Joshua Roose and Shahram Akbarzadeh
Shahram Akbarzadeh and Joshua Roose: ‘The Special Broadcasting Service and the Future of Multiculturalism: An Insight into Contemporary Challenges and Future Directions,’ Communication, Politics & Culture, Vol. 46, No. 1 (2013). pp. 93-115.
Publication year: 2013

 In the past decade multiculturalism across Western nations has come under sustained critique and attack from its political opponents. It has been asserted that multiculturalism leads to the creation of ghettos and segregated communities, which undermine liberal democratic values and heighten the risk of attraction to extremist violence, particularly in regard to Muslim communities.
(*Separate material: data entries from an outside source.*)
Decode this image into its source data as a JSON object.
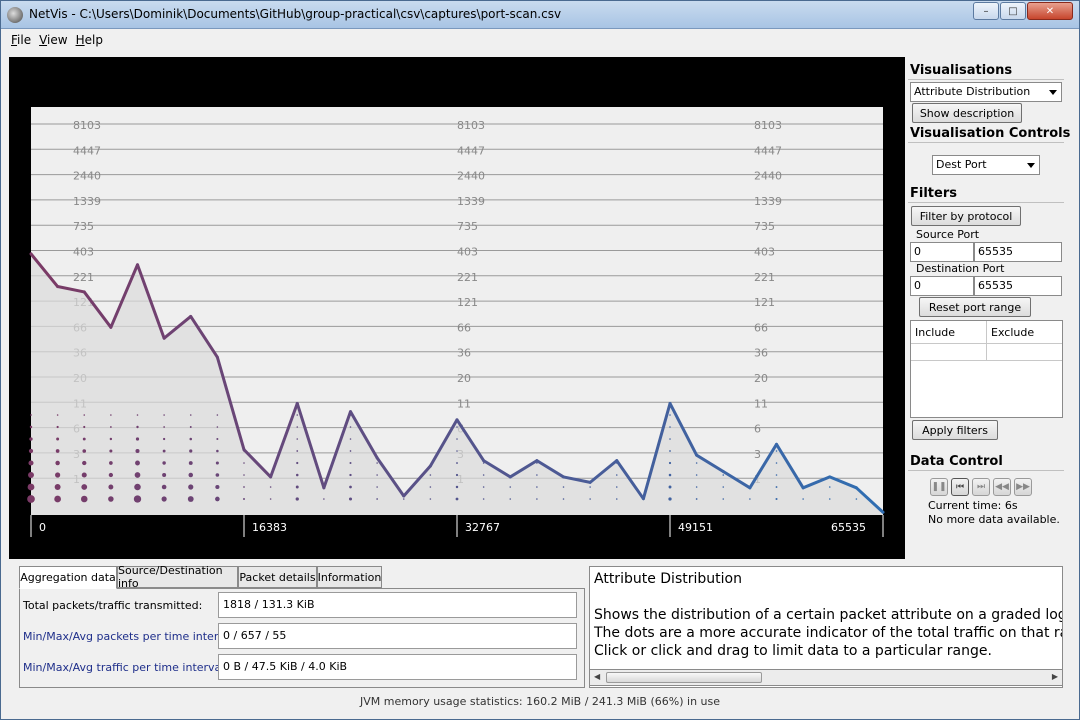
{
  "window": {
    "title": "NetVis - C:\\Users\\Dominik\\Documents\\GitHub\\group-practical\\csv\\captures\\port-scan.csv",
    "minimize": "–",
    "maximize": "□",
    "close": "✕"
  },
  "menu": [
    "File",
    "View",
    "Help"
  ],
  "chart_data": {
    "type": "line",
    "title": "",
    "xlabel": "",
    "ylabel": "",
    "x_ticks": [
      "0",
      "16383",
      "32767",
      "49151",
      "65535"
    ],
    "y_ticks_left": [
      "8103",
      "4447",
      "2440",
      "1339",
      "735",
      "403",
      "221",
      "121",
      "66",
      "36",
      "20",
      "11",
      "6",
      "3",
      "1"
    ],
    "y_ticks_mid": [
      "8103",
      "4447",
      "2440",
      "1339",
      "735",
      "403",
      "221",
      "121",
      "66",
      "36",
      "20",
      "11",
      "6",
      "3",
      "1"
    ],
    "y_ticks_right": [
      "8103",
      "4447",
      "2440",
      "1339",
      "735",
      "403",
      "221",
      "121",
      "66",
      "36",
      "20",
      "11",
      "6",
      "3",
      "1"
    ],
    "ylim_level": [
      0,
      15
    ],
    "series": [
      {
        "x": [
          0,
          2048,
          4096,
          6144,
          8192,
          10240,
          12288,
          14336,
          16384,
          18432,
          20480,
          22528,
          24576,
          26624,
          28672,
          30720,
          32768,
          34816,
          36864,
          38912,
          40960,
          43008,
          45056,
          47104,
          49152,
          51200,
          53248,
          55296,
          57344,
          59392,
          61440,
          63488,
          65535
        ],
        "level": [
          9.6,
          8.4,
          8.2,
          6.9,
          9.2,
          6.5,
          7.3,
          5.8,
          2.4,
          1.4,
          4.1,
          1.0,
          3.8,
          2.1,
          0.7,
          1.8,
          3.5,
          2.0,
          1.4,
          2.0,
          1.4,
          1.2,
          2.0,
          0.6,
          4.1,
          2.2,
          1.6,
          1.0,
          2.6,
          1.0,
          1.4,
          1.0,
          0.1
        ]
      }
    ],
    "dot_color_start": "#7a3a66",
    "dot_color_end": "#2e6fb3"
  },
  "panel": {
    "visualisations_title": "Visualisations",
    "visualisation_select": "Attribute Distribution",
    "show_description": "Show description",
    "controls_title": "Visualisation Controls",
    "attribute_select": "Dest Port",
    "filters_title": "Filters",
    "filter_protocol": "Filter by protocol",
    "source_port_label": "Source Port",
    "source_port_min": "0",
    "source_port_max": "65535",
    "dest_port_label": "Destination Port",
    "dest_port_min": "0",
    "dest_port_max": "65535",
    "reset_port_range": "Reset port range",
    "include_header": "Include",
    "exclude_header": "Exclude",
    "apply_filters": "Apply filters",
    "data_control_title": "Data Control",
    "current_time": "Current time: 6s",
    "no_more_data": "No more data available."
  },
  "tabs": [
    "Aggregation data",
    "Source/Destination info",
    "Packet details",
    "Information"
  ],
  "stats": [
    {
      "label": "Total packets/traffic transmitted:",
      "value": "1818 / 131.3 KiB"
    },
    {
      "label": "Min/Max/Avg packets per time interval:",
      "value": "0 / 657 / 55"
    },
    {
      "label": "Min/Max/Avg traffic per time interval:",
      "value": "0 B / 47.5 KiB / 4.0 KiB"
    }
  ],
  "description": {
    "title": "Attribute Distribution",
    "lines": [
      "Shows the distribution of a certain packet attribute on a graded log ch",
      "The dots are a more accurate indicator of the total traffic on that rang",
      "Click or click and drag to limit data to a particular range."
    ]
  },
  "status": "JVM memory usage statistics: 160.2 MiB / 241.3 MiB (66%) in use"
}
The ferocity of these attacks has led many scholars to claim that multiculturalism is ‘in retreat’. But such claims have rarely been tested as they relate to publicly funded government agencies and institutions. These are key sites governing the daily practice and representation of multiculturalism that impact on populations in everyday life. In the Australian context, the Special Broadcasting Service (SBS) is a pivotal example of a multicultural institution, with its programming and community engagement widely considered among the world’s best practice in promoting pluralism and respect between cultures. In more recent times, however, a series of controversial episodes on the network’s flagship ‘ideas forum’, the Insight television program, have led to anger in Australian Muslim communities, and a boycott by a variety of community leaders, academics and activists. This study reveals a notable shift away from the core values of multiculturalism in the SBS and Australian society.